MANILA: Benchmark Dalian iron ore tumbled on Wednesday as commodities derivatives markets in China reopened after a four-day break, dragged lower by the prospect of weaker demand for the raw material in the world’s top steel producer.
Rising iron ore supply from Brazil, China’s second-biggest source of the steelmaking ingredient after Australia, also weighed on prices.
Iron ore for January delivery on China’s Dalian Commodity Exchange dropped as much as 6% to 606 yuan ($93.65) a tonne, its lowest since Nov. 26.
Dalian iron ore has dropped about 16% this year and lost as much as 51% since hitting a record peak in mid-May.
Any respite from sell-offs is unlikely to last long as attention turns to stronger Brazilian shipments, dwarfing a fall in Australian cargoes over the previous week, Atilla Widnell, managing director at Navigate Commodities in Singapore said.

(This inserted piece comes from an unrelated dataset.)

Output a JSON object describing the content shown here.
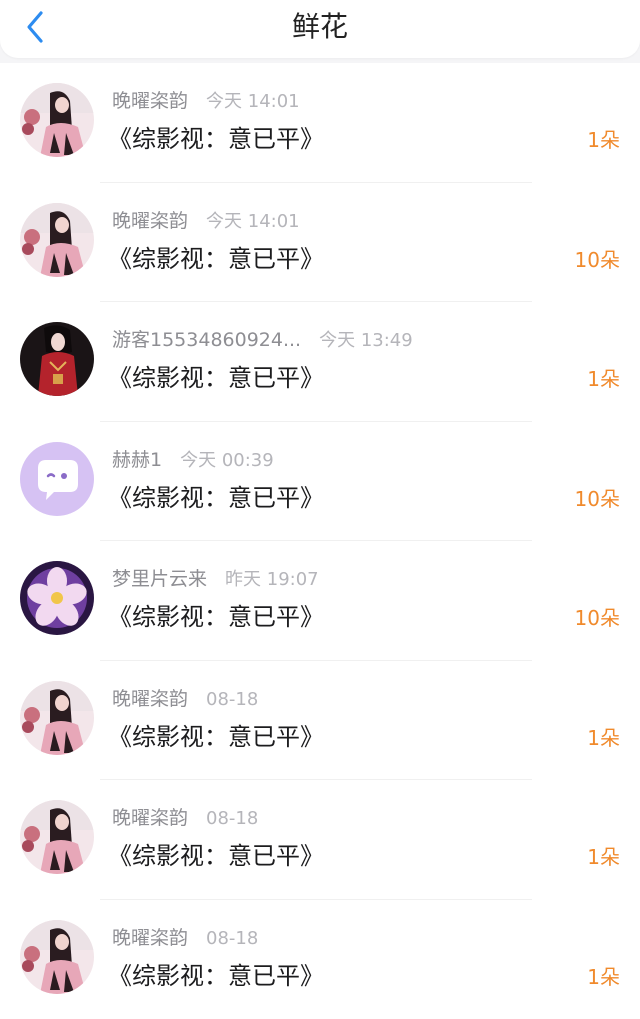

On the Singapore Exchange, October iron ore rose 7.2% to $100.40 a tonne, after sinking by 8% on Monday amid concerns over risks faced by China’s property market from the Evergrande Group’s debt crisis.
Spot iron ore in China tumbled to $103 a tonne last week, the lowest in 14 months, based on SteelHome consultancy data.
“There is no relief on production cut pressure, as the government is asking more provinces around Beijing to cut their steel production to improve air quality ahead of the Winter Olympics next year,” ANZ senior commodity strategist Daniel Hynes said.
China’s output curbs aimed at reducing carbon emissions intensified last month, with top producer Hebei and Shandong provinces posting annual declines of more than 20%, according to industry data provider Mysteel.
Construction steel rebar on the Shanghai Futures Exchange was 0.8% higher by 0232 GMT, while hot-rolled coil slipped 0.5%. Stainless steel gained 2.3%. Dalian coking coal advanced 3.6% and coke climbed 4%.